> _Directions for this task_
In the records that follow, show each line where the word "handle" is present.

> _Extracted records_
== Segment start ==
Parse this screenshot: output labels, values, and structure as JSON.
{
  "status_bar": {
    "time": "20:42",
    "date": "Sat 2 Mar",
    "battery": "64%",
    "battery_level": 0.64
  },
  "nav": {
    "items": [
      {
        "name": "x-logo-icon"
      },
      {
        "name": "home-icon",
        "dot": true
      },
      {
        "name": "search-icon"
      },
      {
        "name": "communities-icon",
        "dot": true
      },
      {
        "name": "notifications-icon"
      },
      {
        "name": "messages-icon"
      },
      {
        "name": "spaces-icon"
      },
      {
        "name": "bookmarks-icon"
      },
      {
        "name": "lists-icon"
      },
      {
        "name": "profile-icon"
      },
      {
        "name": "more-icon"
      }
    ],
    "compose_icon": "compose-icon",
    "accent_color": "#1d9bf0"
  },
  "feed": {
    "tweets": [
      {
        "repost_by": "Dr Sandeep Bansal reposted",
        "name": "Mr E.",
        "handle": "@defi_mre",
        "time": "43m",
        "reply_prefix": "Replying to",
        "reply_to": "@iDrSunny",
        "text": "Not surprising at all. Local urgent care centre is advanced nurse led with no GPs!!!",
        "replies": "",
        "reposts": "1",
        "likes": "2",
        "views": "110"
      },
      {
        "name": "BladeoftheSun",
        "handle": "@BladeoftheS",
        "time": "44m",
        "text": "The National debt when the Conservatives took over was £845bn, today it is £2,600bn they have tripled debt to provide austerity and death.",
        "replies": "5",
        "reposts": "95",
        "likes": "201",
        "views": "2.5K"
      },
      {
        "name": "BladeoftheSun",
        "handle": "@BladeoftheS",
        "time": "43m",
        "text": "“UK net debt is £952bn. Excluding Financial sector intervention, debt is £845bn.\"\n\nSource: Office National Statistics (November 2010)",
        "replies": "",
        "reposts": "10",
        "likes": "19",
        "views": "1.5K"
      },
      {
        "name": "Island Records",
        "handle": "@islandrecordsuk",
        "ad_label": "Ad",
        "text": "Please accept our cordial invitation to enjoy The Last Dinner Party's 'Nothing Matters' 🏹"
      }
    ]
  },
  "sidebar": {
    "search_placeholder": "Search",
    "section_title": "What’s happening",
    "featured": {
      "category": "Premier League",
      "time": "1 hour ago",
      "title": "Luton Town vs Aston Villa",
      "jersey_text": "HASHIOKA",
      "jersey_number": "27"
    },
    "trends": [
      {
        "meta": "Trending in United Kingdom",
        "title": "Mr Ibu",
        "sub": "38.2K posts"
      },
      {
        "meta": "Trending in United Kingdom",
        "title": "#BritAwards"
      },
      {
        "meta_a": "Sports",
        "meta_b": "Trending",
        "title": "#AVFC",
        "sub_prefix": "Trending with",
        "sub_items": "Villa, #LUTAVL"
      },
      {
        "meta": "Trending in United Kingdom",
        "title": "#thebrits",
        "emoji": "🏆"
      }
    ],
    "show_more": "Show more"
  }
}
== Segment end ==
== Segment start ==
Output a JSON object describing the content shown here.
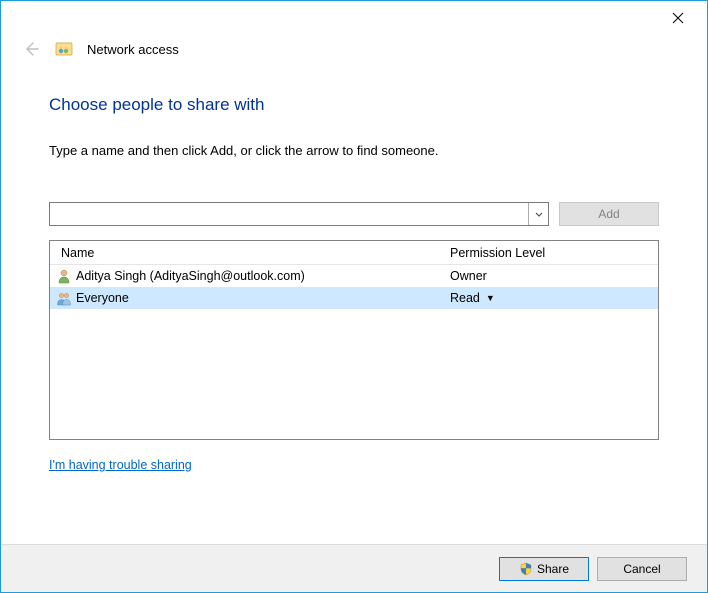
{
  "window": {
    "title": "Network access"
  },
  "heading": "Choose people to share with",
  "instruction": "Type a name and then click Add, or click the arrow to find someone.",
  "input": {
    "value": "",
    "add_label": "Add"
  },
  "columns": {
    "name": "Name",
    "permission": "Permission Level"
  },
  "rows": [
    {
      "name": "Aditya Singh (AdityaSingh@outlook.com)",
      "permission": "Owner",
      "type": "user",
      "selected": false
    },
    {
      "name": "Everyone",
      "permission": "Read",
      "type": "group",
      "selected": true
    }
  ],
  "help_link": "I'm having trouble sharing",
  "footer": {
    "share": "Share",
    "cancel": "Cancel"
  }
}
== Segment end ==
> _Solution_
        "handle": "@defi_mre",
        "handle": "@BladeoftheS",
        "handle": "@BladeoftheS",
        "handle": "@islandrecordsuk",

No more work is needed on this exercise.